__PROBLEM TO WORK ON__
Could you count how many lines of the data include "title" and answer with the number only?

(Records from a data source)
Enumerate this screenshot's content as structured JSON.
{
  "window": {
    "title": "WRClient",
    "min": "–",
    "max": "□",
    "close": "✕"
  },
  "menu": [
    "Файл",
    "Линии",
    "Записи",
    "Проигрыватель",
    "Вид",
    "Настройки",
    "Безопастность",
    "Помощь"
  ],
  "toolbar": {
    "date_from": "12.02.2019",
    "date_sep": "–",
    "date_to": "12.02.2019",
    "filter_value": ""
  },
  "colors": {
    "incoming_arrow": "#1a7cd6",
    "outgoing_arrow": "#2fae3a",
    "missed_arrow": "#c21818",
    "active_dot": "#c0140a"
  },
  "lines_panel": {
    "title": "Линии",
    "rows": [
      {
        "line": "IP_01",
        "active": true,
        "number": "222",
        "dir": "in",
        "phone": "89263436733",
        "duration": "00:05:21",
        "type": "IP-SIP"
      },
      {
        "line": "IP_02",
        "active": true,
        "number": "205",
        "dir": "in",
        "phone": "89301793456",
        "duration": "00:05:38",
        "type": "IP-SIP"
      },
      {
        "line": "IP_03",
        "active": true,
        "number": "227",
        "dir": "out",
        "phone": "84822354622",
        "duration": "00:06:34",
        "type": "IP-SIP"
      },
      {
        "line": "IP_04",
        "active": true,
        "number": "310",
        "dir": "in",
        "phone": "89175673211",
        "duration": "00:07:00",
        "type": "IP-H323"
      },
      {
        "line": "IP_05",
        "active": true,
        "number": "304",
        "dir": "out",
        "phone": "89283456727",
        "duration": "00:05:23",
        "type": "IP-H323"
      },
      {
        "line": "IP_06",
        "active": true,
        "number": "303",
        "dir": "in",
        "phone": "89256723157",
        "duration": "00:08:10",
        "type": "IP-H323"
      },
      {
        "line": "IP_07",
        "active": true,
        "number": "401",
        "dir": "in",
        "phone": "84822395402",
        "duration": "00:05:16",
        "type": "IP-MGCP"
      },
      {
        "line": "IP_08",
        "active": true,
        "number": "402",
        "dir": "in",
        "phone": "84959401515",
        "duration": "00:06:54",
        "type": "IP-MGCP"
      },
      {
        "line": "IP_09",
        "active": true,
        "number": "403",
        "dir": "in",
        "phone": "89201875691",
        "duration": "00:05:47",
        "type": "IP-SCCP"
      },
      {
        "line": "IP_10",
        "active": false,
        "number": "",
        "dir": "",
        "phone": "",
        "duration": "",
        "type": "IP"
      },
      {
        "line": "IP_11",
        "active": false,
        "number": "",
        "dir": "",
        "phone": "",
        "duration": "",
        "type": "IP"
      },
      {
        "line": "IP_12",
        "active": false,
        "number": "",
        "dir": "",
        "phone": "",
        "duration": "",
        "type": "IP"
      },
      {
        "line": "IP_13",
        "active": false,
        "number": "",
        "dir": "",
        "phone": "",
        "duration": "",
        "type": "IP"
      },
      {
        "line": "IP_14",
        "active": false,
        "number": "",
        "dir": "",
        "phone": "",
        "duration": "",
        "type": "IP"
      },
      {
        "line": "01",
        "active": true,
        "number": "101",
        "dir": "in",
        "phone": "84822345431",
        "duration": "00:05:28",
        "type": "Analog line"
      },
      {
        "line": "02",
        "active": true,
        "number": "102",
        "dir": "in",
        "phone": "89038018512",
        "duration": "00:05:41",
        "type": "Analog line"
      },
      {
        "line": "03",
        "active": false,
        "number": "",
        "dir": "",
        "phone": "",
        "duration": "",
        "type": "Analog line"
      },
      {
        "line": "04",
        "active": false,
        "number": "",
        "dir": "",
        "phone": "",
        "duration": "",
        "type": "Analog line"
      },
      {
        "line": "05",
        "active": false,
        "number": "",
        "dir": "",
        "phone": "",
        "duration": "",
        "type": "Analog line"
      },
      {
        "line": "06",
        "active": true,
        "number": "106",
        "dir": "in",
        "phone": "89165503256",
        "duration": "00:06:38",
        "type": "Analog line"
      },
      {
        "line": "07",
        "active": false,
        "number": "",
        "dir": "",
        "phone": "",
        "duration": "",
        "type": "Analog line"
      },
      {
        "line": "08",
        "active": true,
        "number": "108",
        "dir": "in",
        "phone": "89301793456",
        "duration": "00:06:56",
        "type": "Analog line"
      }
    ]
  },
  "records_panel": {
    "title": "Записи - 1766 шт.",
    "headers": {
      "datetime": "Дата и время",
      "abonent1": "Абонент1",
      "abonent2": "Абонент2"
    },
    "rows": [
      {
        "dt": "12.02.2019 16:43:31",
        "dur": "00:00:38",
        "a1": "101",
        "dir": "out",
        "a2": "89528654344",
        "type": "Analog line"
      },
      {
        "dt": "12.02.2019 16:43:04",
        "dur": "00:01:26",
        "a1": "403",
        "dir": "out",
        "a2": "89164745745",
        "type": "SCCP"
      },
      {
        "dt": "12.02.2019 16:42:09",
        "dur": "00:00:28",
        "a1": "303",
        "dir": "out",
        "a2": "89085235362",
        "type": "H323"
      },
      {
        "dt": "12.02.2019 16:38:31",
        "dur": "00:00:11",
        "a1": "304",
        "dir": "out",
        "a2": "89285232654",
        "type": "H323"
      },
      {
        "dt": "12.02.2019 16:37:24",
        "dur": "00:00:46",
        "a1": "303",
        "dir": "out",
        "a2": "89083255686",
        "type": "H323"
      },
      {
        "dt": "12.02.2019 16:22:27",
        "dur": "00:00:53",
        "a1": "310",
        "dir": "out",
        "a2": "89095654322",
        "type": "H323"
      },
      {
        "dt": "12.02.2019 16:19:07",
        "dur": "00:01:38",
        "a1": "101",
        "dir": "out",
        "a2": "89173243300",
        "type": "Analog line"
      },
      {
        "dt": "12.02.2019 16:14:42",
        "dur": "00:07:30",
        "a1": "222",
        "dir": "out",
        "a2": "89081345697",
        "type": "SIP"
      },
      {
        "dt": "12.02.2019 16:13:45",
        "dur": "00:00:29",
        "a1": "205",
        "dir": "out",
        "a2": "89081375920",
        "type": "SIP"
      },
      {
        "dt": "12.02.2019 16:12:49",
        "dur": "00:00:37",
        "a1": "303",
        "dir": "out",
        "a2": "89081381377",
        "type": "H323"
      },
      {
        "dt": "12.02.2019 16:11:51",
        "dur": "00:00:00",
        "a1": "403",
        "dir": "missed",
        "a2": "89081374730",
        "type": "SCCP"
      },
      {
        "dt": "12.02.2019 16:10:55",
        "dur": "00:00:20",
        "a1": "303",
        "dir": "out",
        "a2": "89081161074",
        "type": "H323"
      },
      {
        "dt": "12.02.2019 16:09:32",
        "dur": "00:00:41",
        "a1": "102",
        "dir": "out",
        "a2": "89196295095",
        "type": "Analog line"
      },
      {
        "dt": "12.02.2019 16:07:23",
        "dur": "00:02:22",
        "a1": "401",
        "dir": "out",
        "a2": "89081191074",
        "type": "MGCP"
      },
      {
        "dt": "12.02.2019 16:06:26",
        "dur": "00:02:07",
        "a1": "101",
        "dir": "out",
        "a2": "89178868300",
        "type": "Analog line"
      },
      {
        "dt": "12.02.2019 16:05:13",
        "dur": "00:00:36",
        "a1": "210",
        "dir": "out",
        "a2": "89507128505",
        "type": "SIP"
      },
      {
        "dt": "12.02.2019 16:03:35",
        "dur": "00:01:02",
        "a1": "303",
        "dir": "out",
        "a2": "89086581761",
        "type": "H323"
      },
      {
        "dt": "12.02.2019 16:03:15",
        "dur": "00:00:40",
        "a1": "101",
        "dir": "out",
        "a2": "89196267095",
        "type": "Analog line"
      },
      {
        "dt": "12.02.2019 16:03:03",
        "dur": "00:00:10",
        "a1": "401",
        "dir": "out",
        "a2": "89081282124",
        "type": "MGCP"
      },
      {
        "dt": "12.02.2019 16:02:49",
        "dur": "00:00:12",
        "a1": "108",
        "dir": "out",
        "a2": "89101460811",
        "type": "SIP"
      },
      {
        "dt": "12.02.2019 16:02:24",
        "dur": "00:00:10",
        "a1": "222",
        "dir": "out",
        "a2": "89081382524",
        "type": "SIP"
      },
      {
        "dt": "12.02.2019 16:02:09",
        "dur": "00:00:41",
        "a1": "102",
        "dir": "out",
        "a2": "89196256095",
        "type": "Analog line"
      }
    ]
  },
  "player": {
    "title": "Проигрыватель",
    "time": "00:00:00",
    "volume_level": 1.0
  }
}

__THE COMPLETED TASK__
4